* [Exercise goal] Sort through the entries below and pull out lines containing the word "Kindschaftsverhältnisses".

(Source records)
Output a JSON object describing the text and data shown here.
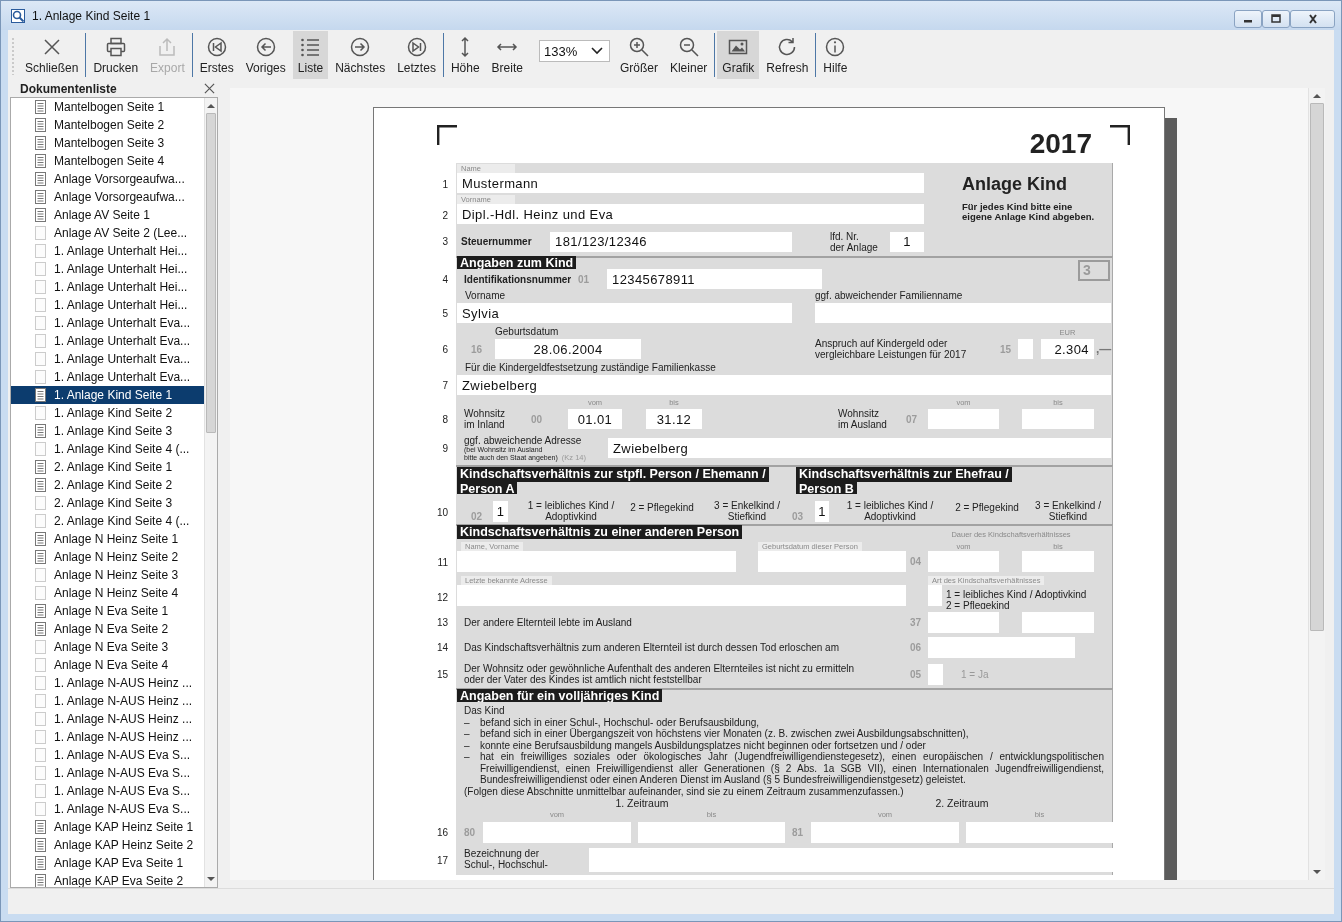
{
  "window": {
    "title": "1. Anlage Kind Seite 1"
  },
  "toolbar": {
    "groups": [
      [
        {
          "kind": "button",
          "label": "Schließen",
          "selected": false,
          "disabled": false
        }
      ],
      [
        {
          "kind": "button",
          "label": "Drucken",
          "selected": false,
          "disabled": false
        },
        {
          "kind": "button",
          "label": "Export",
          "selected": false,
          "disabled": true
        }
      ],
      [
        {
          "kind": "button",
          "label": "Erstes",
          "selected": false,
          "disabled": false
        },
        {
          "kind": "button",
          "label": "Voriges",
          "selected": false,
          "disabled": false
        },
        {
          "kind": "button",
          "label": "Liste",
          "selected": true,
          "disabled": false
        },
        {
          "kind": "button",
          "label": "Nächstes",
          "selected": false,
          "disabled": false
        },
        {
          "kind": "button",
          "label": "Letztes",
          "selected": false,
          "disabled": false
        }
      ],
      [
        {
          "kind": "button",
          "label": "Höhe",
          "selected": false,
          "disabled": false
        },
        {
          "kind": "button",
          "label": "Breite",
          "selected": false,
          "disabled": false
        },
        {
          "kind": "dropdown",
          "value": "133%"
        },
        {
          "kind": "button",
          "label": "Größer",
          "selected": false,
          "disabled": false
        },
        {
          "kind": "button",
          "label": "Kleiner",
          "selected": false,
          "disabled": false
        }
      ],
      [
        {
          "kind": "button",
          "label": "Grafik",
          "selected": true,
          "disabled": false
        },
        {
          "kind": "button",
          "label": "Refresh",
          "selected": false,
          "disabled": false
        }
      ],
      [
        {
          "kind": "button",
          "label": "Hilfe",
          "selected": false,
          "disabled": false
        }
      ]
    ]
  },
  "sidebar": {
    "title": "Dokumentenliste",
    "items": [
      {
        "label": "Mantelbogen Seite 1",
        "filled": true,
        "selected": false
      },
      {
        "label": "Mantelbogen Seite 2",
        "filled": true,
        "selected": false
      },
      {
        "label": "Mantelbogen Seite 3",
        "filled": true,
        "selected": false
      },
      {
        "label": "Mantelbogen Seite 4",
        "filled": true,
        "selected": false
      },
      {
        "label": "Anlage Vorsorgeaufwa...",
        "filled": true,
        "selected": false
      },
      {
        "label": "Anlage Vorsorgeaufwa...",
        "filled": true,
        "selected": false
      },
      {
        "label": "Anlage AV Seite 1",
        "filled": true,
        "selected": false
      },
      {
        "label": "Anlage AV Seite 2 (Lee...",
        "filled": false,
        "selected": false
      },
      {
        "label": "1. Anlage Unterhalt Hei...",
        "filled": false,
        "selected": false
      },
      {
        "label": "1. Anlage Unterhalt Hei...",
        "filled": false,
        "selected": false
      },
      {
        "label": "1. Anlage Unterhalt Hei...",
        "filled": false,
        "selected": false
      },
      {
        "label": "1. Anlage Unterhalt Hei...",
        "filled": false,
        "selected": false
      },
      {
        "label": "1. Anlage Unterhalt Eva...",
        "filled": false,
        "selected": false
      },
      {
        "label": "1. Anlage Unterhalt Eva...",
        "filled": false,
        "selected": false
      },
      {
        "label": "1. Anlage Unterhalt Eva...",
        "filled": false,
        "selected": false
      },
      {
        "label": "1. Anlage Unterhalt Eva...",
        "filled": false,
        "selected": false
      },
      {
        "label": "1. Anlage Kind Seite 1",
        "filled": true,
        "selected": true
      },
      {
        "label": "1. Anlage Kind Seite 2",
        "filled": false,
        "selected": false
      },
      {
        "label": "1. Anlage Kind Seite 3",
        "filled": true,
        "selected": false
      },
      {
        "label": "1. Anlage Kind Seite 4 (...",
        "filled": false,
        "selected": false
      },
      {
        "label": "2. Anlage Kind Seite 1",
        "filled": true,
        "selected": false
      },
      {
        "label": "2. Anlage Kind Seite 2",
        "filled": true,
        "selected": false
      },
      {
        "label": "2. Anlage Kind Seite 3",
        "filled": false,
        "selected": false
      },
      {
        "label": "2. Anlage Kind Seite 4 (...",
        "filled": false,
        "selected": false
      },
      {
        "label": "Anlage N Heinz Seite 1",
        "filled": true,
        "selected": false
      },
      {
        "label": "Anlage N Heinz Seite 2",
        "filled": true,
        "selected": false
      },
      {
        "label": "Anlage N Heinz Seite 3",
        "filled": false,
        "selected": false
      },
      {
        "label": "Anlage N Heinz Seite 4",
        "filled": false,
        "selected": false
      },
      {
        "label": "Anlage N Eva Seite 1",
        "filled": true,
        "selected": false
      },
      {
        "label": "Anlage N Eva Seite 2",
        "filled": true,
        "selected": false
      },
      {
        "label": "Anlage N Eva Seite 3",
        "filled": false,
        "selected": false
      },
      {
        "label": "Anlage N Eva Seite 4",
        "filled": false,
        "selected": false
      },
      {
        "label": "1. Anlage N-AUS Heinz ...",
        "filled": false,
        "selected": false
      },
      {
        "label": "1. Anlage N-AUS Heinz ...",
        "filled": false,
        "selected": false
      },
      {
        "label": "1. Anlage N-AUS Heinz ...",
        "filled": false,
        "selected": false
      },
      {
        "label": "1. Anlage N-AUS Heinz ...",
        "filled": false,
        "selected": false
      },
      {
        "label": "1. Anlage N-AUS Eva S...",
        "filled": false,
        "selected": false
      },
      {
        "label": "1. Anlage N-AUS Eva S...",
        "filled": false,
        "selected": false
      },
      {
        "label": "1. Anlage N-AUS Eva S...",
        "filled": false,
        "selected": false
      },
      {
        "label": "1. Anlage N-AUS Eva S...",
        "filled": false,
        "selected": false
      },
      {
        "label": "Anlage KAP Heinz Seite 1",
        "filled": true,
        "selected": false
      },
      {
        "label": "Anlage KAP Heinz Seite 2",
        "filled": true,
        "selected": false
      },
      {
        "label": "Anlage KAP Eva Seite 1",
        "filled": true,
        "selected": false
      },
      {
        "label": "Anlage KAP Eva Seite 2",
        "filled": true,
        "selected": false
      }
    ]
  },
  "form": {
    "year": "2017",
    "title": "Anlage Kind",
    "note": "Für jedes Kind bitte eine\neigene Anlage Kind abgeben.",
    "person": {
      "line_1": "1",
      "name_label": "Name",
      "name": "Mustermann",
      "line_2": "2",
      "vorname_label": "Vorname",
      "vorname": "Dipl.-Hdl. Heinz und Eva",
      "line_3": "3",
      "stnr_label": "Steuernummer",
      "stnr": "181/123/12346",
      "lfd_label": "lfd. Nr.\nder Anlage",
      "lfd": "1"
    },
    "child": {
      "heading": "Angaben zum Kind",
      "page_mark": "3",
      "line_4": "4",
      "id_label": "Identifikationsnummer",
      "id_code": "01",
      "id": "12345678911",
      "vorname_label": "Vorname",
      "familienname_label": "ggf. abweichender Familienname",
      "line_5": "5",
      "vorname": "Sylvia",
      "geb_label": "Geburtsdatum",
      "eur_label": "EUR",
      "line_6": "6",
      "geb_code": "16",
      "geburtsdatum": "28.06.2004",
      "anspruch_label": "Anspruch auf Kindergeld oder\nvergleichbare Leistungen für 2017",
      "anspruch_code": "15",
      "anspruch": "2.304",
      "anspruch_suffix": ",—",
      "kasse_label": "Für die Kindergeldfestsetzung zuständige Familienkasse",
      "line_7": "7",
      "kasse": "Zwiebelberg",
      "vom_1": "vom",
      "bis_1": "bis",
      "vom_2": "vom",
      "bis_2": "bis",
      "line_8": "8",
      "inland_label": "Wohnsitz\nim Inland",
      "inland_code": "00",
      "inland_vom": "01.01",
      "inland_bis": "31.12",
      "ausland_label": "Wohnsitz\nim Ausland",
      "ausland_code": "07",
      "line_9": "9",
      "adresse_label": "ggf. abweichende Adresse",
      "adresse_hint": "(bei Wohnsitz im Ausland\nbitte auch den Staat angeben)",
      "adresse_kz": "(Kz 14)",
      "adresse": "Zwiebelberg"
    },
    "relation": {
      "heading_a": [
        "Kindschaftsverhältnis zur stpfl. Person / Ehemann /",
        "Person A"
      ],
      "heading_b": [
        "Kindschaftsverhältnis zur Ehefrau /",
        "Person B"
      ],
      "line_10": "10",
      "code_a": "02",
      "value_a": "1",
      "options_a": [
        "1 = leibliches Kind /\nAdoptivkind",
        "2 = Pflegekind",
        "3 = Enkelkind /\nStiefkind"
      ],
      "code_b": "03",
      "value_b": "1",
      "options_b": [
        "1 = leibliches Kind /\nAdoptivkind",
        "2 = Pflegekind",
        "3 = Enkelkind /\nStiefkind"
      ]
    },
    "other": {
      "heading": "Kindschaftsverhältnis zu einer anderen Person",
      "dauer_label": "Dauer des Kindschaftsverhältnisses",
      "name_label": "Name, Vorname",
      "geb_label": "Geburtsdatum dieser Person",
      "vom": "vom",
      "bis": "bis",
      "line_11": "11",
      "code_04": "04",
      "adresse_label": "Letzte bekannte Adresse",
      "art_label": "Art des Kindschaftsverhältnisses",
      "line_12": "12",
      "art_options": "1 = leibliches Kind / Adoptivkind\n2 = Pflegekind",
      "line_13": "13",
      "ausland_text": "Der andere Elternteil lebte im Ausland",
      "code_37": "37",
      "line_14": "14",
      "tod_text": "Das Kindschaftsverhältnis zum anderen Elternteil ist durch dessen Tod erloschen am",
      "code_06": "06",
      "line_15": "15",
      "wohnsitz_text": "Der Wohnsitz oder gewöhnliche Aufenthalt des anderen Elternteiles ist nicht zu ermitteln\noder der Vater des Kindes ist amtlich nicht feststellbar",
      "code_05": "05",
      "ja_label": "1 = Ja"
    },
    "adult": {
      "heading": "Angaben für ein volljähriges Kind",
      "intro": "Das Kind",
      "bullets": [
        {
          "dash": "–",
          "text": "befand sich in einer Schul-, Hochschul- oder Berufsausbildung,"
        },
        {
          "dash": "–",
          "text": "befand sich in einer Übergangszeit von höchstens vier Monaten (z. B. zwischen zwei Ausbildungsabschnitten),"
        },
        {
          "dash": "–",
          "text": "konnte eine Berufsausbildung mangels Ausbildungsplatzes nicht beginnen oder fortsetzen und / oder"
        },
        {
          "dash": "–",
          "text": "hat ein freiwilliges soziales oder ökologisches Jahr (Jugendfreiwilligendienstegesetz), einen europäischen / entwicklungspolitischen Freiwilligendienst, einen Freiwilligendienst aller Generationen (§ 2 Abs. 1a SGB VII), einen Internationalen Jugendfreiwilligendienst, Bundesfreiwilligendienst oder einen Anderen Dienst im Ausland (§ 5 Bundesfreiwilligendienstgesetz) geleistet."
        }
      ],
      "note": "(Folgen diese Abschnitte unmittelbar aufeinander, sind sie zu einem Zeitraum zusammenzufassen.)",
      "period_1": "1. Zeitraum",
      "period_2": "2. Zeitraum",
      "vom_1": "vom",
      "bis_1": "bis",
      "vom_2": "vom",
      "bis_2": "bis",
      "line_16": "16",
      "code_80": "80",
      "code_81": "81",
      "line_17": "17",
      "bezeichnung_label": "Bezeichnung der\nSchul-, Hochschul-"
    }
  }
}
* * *
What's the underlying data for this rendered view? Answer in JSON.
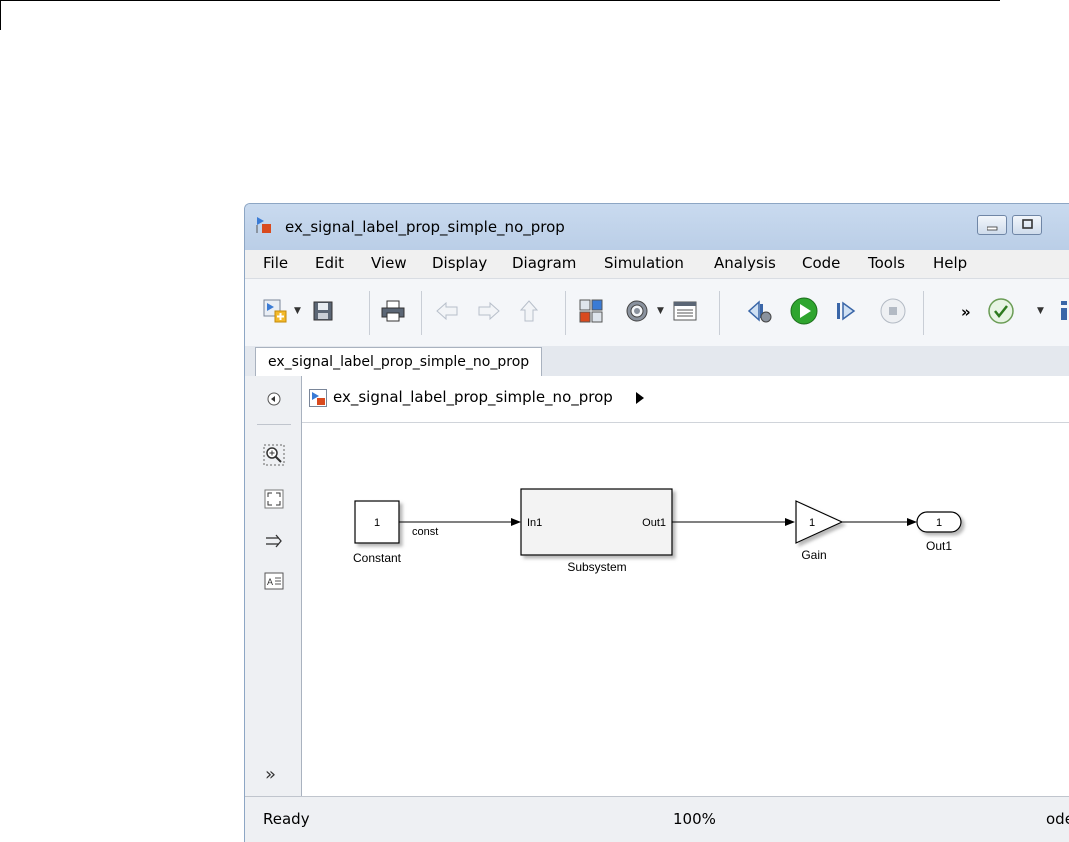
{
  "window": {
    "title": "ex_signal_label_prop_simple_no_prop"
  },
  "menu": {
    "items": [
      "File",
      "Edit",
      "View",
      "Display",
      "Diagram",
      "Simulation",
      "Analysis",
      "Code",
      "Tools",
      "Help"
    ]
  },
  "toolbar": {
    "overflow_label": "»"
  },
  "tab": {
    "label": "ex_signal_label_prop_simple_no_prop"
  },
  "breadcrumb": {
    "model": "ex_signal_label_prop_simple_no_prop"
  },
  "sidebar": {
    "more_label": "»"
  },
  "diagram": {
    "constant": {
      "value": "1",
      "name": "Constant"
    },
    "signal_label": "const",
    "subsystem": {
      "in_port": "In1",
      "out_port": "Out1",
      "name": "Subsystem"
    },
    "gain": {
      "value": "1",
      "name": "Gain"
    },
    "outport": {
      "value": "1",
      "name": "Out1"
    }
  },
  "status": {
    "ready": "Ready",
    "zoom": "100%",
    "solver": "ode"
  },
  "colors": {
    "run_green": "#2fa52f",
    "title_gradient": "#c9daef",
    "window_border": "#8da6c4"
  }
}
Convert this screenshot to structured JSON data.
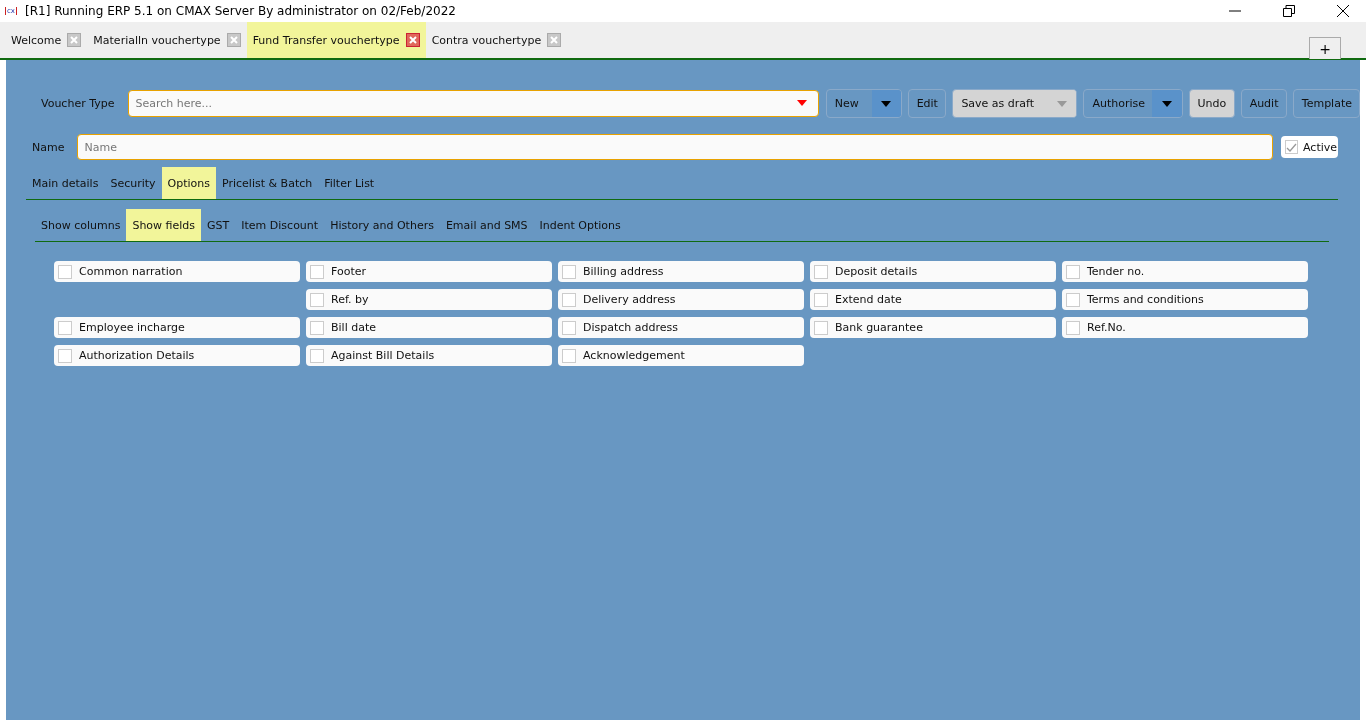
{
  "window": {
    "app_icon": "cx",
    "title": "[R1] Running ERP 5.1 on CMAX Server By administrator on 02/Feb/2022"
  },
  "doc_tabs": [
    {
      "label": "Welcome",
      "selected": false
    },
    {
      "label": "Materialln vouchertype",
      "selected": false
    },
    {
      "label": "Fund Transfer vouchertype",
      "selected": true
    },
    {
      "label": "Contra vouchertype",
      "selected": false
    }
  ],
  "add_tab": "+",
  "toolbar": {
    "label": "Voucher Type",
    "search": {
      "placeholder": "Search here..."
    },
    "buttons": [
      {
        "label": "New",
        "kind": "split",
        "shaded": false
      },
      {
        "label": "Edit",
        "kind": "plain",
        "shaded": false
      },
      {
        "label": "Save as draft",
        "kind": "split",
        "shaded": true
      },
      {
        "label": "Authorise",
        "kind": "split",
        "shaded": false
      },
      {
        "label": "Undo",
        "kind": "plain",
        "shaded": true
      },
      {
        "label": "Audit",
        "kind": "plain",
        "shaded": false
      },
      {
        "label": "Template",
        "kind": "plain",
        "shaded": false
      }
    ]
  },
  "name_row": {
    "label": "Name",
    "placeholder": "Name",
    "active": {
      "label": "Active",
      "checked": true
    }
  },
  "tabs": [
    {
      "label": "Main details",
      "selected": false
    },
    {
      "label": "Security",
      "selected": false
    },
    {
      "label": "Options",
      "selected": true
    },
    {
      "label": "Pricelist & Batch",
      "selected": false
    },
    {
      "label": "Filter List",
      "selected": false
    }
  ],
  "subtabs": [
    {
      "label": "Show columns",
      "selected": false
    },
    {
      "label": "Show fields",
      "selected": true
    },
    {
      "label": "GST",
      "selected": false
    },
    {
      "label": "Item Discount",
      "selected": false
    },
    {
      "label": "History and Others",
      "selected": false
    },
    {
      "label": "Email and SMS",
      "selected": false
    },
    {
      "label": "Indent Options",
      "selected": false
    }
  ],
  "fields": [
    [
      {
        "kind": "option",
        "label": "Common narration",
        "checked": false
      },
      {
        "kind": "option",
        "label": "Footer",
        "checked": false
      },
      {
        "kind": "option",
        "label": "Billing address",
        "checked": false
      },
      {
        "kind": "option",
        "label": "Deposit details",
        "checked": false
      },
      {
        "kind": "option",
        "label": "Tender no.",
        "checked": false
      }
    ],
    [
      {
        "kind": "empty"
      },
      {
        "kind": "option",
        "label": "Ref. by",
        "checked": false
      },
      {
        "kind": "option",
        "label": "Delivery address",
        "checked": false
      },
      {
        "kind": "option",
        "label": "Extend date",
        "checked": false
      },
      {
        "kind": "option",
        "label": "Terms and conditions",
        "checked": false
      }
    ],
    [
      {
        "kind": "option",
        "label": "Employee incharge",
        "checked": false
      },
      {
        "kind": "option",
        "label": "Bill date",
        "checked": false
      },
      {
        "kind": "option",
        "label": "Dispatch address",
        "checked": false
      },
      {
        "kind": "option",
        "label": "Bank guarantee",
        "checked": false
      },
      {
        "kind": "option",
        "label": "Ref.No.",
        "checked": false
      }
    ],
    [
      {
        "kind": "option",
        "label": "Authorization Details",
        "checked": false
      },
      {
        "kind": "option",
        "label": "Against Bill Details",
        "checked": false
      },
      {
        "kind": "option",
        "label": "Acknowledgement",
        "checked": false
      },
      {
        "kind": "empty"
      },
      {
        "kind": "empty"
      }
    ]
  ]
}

* [Answer space]
      "dauer_label": "Dauer des Kindschaftsverhältnisses",
      "art_label": "Art des Kindschaftsverhältnisses",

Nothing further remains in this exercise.